(Exercise materials)

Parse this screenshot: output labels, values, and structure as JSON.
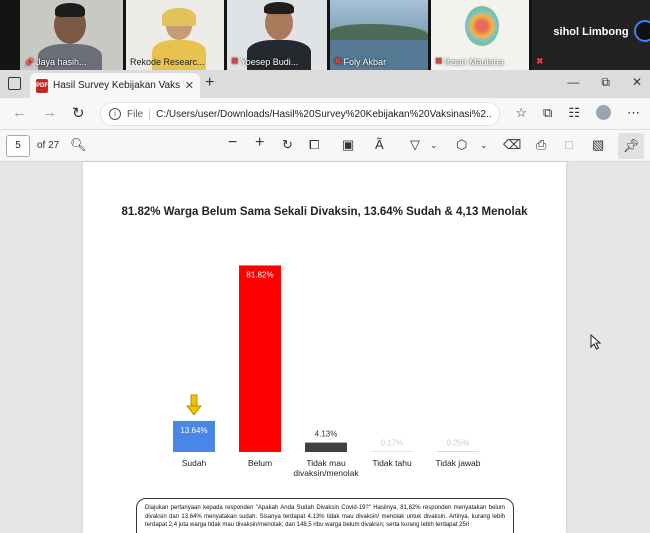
{
  "meeting": {
    "participants": [
      {
        "name": "Jaya hasih...",
        "mic_muted": false
      },
      {
        "name": "Rekode Researc...",
        "mic_muted": false
      },
      {
        "name": "Yoesep Budi...",
        "mic_muted": true
      },
      {
        "name": "Foly Akbar",
        "mic_muted": true
      },
      {
        "name": "Ihsan Maulana",
        "mic_muted": true
      },
      {
        "name": "sihol Limbong",
        "mic_muted": true
      }
    ]
  },
  "browser": {
    "tab_title": "Hasil Survey Kebijakan Vaksinasi",
    "file_label": "File",
    "url": "C:/Users/user/Downloads/Hasil%20Survey%20Kebijakan%20Vaksinasi%2...",
    "page_number": "5",
    "page_count": "of 27"
  },
  "chart_data": {
    "type": "bar",
    "title": "81.82% Warga Belum Sama Sekali Divaksin, 13.64% Sudah & 4,13 Menolak",
    "categories": [
      "Sudah",
      "Belum",
      "Tidak mau divaksin/menolak",
      "Tidak tahu",
      "Tidak jawab"
    ],
    "category_lines": [
      [
        "Sudah"
      ],
      [
        "Belum"
      ],
      [
        "Tidak mau",
        "divaksin/menolak"
      ],
      [
        "Tidak tahu"
      ],
      [
        "Tidak jawab"
      ]
    ],
    "values": [
      13.64,
      81.82,
      4.13,
      0.17,
      0.25
    ],
    "labels": [
      "13.64%",
      "81.82%",
      "4.13%",
      "0.17%",
      "0.25%"
    ],
    "colors": [
      "#4a86e8",
      "#ff0000",
      "#404040",
      "#bfbfbf",
      "#bfbfbf"
    ],
    "highlight_arrow_on": "Sudah",
    "ylim": [
      0,
      100
    ],
    "grid": false
  },
  "caption": "Diajukan pertanyaan kepada responden \"Apakah Anda Sudah Divaksin Covid-19?\" Hasilnya, 81,82% responden menyatakan belum divaksin dan 13.64% menyatakan sudah. Sisanya terdapat 4.13% tidak mau divaksin/ menolak untuk divaksin. Artinya, kurang lebih terdapat 2,4 juta warga tidak mau divaksin/menolak; dan 148,5 ribu warga belum divaksin; serta kurang lebih terdapat 25ri"
}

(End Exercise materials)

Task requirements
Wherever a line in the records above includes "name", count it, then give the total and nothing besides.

Exercise result
6